Requirement:
All of the data below should be written out again exactly.
(Listed entries Opens)
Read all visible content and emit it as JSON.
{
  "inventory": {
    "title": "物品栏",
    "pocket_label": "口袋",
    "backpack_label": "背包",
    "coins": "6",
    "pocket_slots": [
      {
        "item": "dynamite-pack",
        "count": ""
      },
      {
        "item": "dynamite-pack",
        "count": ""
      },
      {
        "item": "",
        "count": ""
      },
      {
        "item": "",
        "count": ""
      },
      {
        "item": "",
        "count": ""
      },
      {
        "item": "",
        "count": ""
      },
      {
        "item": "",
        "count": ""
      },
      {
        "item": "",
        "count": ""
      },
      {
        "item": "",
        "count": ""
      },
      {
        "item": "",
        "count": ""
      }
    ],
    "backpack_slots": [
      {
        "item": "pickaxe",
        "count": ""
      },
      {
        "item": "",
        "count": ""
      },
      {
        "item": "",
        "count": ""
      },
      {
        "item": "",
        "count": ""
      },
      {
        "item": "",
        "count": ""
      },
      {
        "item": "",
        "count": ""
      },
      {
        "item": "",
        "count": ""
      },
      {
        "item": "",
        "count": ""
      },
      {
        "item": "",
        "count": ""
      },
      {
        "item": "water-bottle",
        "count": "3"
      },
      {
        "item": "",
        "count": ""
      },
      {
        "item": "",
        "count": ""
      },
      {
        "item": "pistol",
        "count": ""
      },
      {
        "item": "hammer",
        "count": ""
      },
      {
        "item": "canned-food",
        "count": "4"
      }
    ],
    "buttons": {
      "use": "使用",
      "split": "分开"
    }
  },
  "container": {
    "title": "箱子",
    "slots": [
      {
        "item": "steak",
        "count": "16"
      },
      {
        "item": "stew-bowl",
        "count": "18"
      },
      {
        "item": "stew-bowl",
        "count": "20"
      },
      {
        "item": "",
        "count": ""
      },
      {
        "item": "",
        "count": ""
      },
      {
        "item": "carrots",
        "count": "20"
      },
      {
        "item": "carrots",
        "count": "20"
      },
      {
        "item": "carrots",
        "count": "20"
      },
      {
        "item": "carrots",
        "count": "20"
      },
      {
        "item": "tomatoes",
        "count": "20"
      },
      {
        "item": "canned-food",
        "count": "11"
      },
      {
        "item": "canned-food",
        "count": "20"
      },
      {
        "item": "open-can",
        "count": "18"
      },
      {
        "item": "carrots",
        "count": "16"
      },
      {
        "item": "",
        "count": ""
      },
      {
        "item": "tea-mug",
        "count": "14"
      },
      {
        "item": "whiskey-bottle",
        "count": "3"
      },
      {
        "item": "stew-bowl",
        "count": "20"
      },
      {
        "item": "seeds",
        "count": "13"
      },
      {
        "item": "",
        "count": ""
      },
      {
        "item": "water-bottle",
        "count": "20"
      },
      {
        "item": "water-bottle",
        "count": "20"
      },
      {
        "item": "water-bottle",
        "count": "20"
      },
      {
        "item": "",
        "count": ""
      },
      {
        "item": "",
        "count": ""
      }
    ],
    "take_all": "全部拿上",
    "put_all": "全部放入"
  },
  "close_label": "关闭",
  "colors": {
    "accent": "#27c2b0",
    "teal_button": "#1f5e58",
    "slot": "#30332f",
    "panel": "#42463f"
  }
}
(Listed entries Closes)
Your solution:
Read all visible content and emit it as JSON.
{
  "inventory": {
    "title": "物品栏",
    "pocket_label": "口袋",
    "backpack_label": "背包",
    "coins": "6",
    "pocket_slots": [
      {
        "item": "dynamite-pack",
        "count": ""
      },
      {
        "item": "dynamite-pack",
        "count": ""
      },
      {
        "item": "",
        "count": ""
      },
      {
        "item": "",
        "count": ""
      },
      {
        "item": "",
        "count": ""
      },
      {
        "item": "",
        "count": ""
      },
      {
        "item": "",
        "count": ""
      },
      {
        "item": "",
        "count": ""
      },
      {
        "item": "",
        "count": ""
      },
      {
        "item": "",
        "count": ""
      }
    ],
    "backpack_slots": [
      {
        "item": "pickaxe",
        "count": ""
      },
      {
        "item": "",
        "count": ""
      },
      {
        "item": "",
        "count": ""
      },
      {
        "item": "",
        "count": ""
      },
      {
        "item": "",
        "count": ""
      },
      {
        "item": "",
        "count": ""
      },
      {
        "item": "",
        "count": ""
      },
      {
        "item": "",
        "count": ""
      },
      {
        "item": "",
        "count": ""
      },
      {
        "item": "water-bottle",
        "count": "3"
      },
      {
        "item": "",
        "count": ""
      },
      {
        "item": "",
        "count": ""
      },
      {
        "item": "pistol",
        "count": ""
      },
      {
        "item": "hammer",
        "count": ""
      },
      {
        "item": "canned-food",
        "count": "4"
      }
    ],
    "buttons": {
      "use": "使用",
      "split": "分开"
    }
  },
  "container": {
    "title": "箱子",
    "slots": [
      {
        "item": "steak",
        "count": "16"
      },
      {
        "item": "stew-bowl",
        "count": "18"
      },
      {
        "item": "stew-bowl",
        "count": "20"
      },
      {
        "item": "",
        "count": ""
      },
      {
        "item": "",
        "count": ""
      },
      {
        "item": "carrots",
        "count": "20"
      },
      {
        "item": "carrots",
        "count": "20"
      },
      {
        "item": "carrots",
        "count": "20"
      },
      {
        "item": "carrots",
        "count": "20"
      },
      {
        "item": "tomatoes",
        "count": "20"
      },
      {
        "item": "canned-food",
        "count": "11"
      },
      {
        "item": "canned-food",
        "count": "20"
      },
      {
        "item": "open-can",
        "count": "18"
      },
      {
        "item": "carrots",
        "count": "16"
      },
      {
        "item": "",
        "count": ""
      },
      {
        "item": "tea-mug",
        "count": "14"
      },
      {
        "item": "whiskey-bottle",
        "count": "3"
      },
      {
        "item": "stew-bowl",
        "count": "20"
      },
      {
        "item": "seeds",
        "count": "13"
      },
      {
        "item": "",
        "count": ""
      },
      {
        "item": "water-bottle",
        "count": "20"
      },
      {
        "item": "water-bottle",
        "count": "20"
      },
      {
        "item": "water-bottle",
        "count": "20"
      },
      {
        "item": "",
        "count": ""
      },
      {
        "item": "",
        "count": ""
      }
    ],
    "take_all": "全部拿上",
    "put_all": "全部放入"
  },
  "close_label": "关闭",
  "colors": {
    "accent": "#27c2b0",
    "teal_button": "#1f5e58",
    "slot": "#30332f",
    "panel": "#42463f"
  }
}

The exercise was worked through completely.